Every line containing "icon" should be copied out. Go through the entries and find them.

═══ Records to process ═══

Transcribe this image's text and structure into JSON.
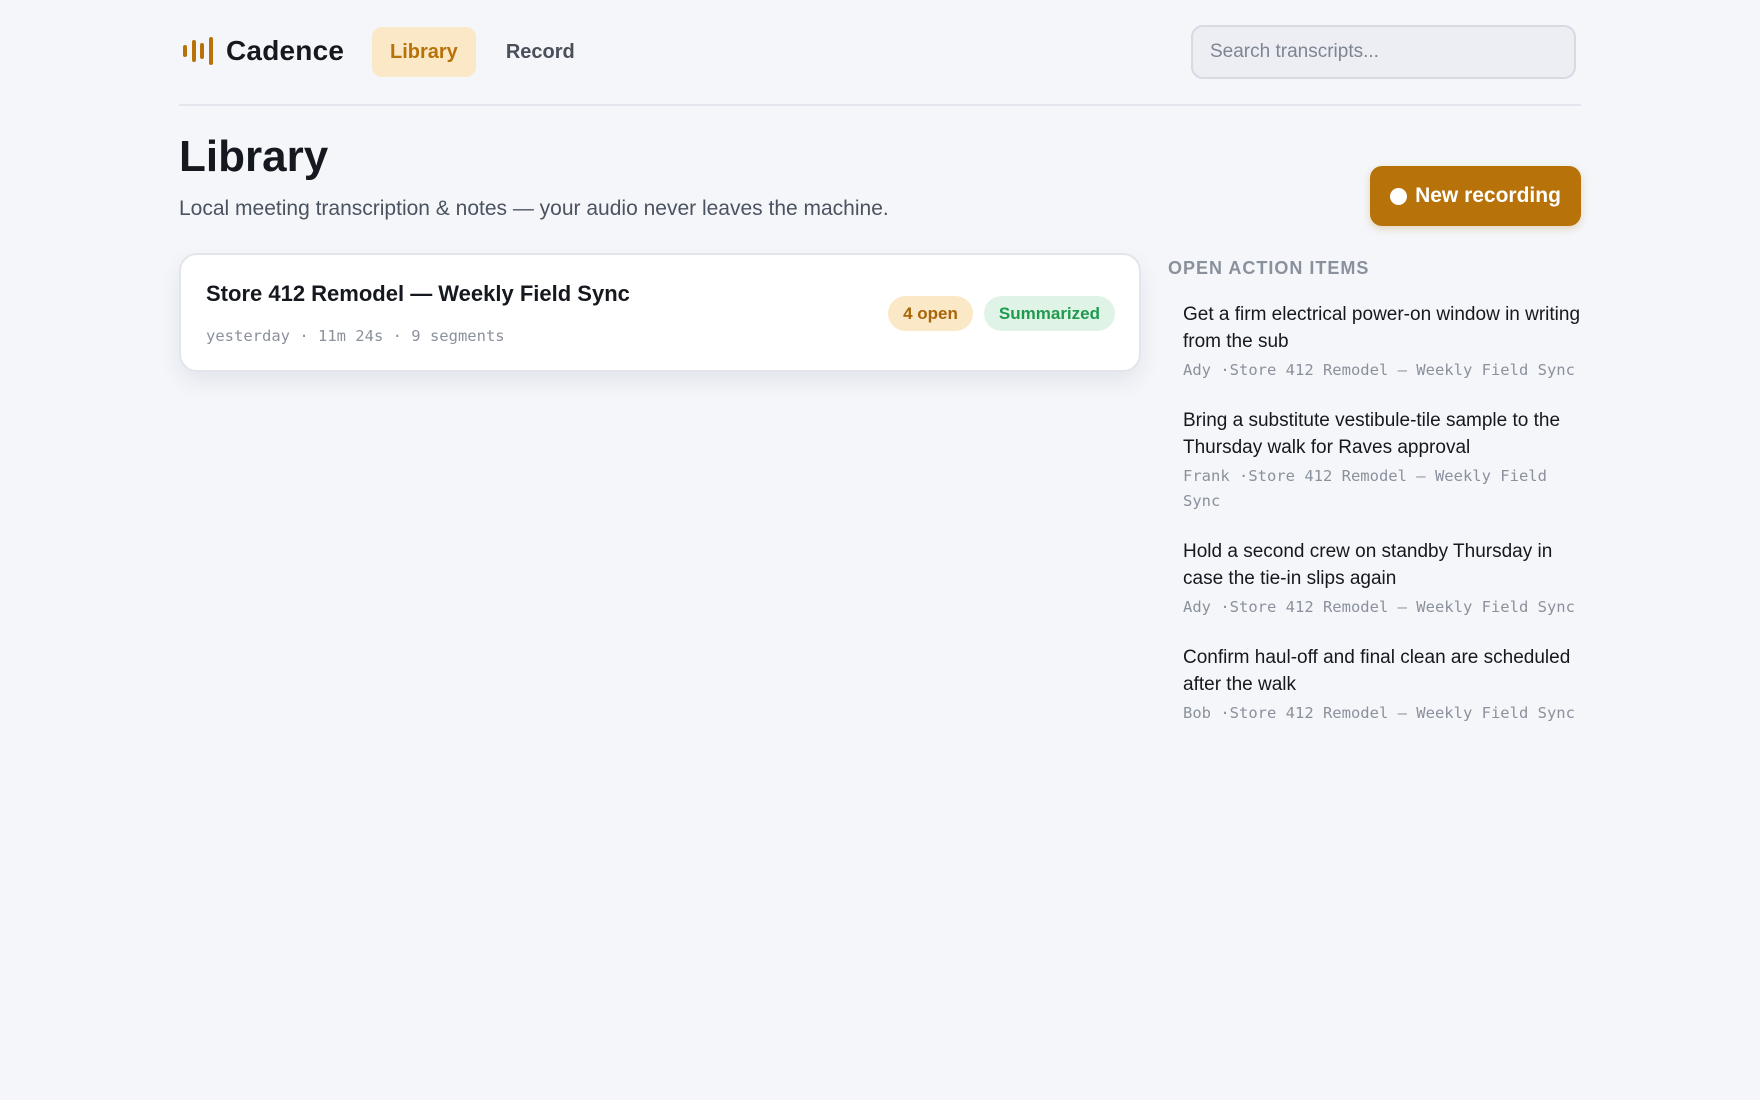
{
  "app": {
    "name": "Cadence",
    "logo_icon": "waveform-icon",
    "accent_color": "#b8720a"
  },
  "nav": {
    "tabs": [
      {
        "label": "Library",
        "active": true
      },
      {
        "label": "Record",
        "active": false
      }
    ]
  },
  "search": {
    "placeholder": "Search transcripts...",
    "value": ""
  },
  "page": {
    "title": "Library",
    "subtitle": "Local meeting transcription & notes — your audio never leaves the machine."
  },
  "new_recording": {
    "label": "New recording",
    "icon": "record-dot-icon"
  },
  "transcripts": [
    {
      "title": "Store 412 Remodel — Weekly Field Sync",
      "meta": "yesterday · 11m 24s · 9 segments",
      "open_badge": "4 open",
      "status_badge": "Summarized"
    }
  ],
  "action_items": {
    "heading": "Open action items",
    "items": [
      {
        "text": "Get a firm electrical power-on window in writing from the sub",
        "meta": "Ady ·Store 412 Remodel — Weekly Field Sync"
      },
      {
        "text": "Bring a substitute vestibule-tile sample to the Thursday walk for Raves approval",
        "meta": "Frank ·Store 412 Remodel — Weekly Field Sync"
      },
      {
        "text": "Hold a second crew on standby Thursday in case the tie-in slips again",
        "meta": "Ady ·Store 412 Remodel — Weekly Field Sync"
      },
      {
        "text": "Confirm haul-off and final clean are scheduled after the walk",
        "meta": "Bob ·Store 412 Remodel — Weekly Field Sync"
      }
    ]
  }
}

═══

§ Problem solution:
    "logo_icon": "waveform-icon",
    "icon": "record-dot-icon"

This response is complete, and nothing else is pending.